## [ASSIGNED TASK]
Every entry must come back exactly as it was given.

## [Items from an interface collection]
[Start of Attachment]

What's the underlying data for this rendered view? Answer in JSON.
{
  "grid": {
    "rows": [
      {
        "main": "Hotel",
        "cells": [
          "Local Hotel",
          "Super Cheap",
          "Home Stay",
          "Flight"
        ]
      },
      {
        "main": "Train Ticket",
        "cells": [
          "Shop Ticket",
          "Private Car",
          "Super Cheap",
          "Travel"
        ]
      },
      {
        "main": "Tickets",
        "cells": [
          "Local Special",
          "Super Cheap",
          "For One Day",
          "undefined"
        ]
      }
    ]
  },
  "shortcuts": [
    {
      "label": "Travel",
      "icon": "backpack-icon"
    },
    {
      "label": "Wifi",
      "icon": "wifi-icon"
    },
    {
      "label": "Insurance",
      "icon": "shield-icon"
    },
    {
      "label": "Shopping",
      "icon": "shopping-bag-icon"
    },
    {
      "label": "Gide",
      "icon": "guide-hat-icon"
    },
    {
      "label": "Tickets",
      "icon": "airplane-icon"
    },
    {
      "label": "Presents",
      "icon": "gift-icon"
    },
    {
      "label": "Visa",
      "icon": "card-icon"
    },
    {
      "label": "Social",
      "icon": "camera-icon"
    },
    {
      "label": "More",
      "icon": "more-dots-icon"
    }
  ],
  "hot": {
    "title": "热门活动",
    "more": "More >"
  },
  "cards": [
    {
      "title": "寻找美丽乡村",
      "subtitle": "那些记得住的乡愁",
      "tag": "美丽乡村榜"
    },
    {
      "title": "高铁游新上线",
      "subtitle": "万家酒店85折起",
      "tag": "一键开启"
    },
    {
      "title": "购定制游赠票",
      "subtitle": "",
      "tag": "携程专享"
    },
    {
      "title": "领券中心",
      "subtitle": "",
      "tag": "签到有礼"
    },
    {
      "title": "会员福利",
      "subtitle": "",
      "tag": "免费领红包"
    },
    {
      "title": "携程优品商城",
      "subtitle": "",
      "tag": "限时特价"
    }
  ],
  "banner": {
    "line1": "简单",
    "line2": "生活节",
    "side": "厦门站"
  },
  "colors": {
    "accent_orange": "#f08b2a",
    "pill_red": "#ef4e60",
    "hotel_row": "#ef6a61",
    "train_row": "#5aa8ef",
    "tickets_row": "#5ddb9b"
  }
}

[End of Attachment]

## [EXERCISE OUTPUT]
What's the underlying data for this rendered view? Answer in JSON.
{
  "grid": {
    "rows": [
      {
        "main": "Hotel",
        "cells": [
          "Local Hotel",
          "Super Cheap",
          "Home Stay",
          "Flight"
        ]
      },
      {
        "main": "Train Ticket",
        "cells": [
          "Shop Ticket",
          "Private Car",
          "Super Cheap",
          "Travel"
        ]
      },
      {
        "main": "Tickets",
        "cells": [
          "Local Special",
          "Super Cheap",
          "For One Day",
          "undefined"
        ]
      }
    ]
  },
  "shortcuts": [
    {
      "label": "Travel",
      "icon": "backpack-icon"
    },
    {
      "label": "Wifi",
      "icon": "wifi-icon"
    },
    {
      "label": "Insurance",
      "icon": "shield-icon"
    },
    {
      "label": "Shopping",
      "icon": "shopping-bag-icon"
    },
    {
      "label": "Gide",
      "icon": "guide-hat-icon"
    },
    {
      "label": "Tickets",
      "icon": "airplane-icon"
    },
    {
      "label": "Presents",
      "icon": "gift-icon"
    },
    {
      "label": "Visa",
      "icon": "card-icon"
    },
    {
      "label": "Social",
      "icon": "camera-icon"
    },
    {
      "label": "More",
      "icon": "more-dots-icon"
    }
  ],
  "hot": {
    "title": "热门活动",
    "more": "More >"
  },
  "cards": [
    {
      "title": "寻找美丽乡村",
      "subtitle": "那些记得住的乡愁",
      "tag": "美丽乡村榜"
    },
    {
      "title": "高铁游新上线",
      "subtitle": "万家酒店85折起",
      "tag": "一键开启"
    },
    {
      "title": "购定制游赠票",
      "subtitle": "",
      "tag": "携程专享"
    },
    {
      "title": "领券中心",
      "subtitle": "",
      "tag": "签到有礼"
    },
    {
      "title": "会员福利",
      "subtitle": "",
      "tag": "免费领红包"
    },
    {
      "title": "携程优品商城",
      "subtitle": "",
      "tag": "限时特价"
    }
  ],
  "banner": {
    "line1": "简单",
    "line2": "生活节",
    "side": "厦门站"
  },
  "colors": {
    "accent_orange": "#f08b2a",
    "pill_red": "#ef4e60",
    "hotel_row": "#ef6a61",
    "train_row": "#5aa8ef",
    "tickets_row": "#5ddb9b"
  }
}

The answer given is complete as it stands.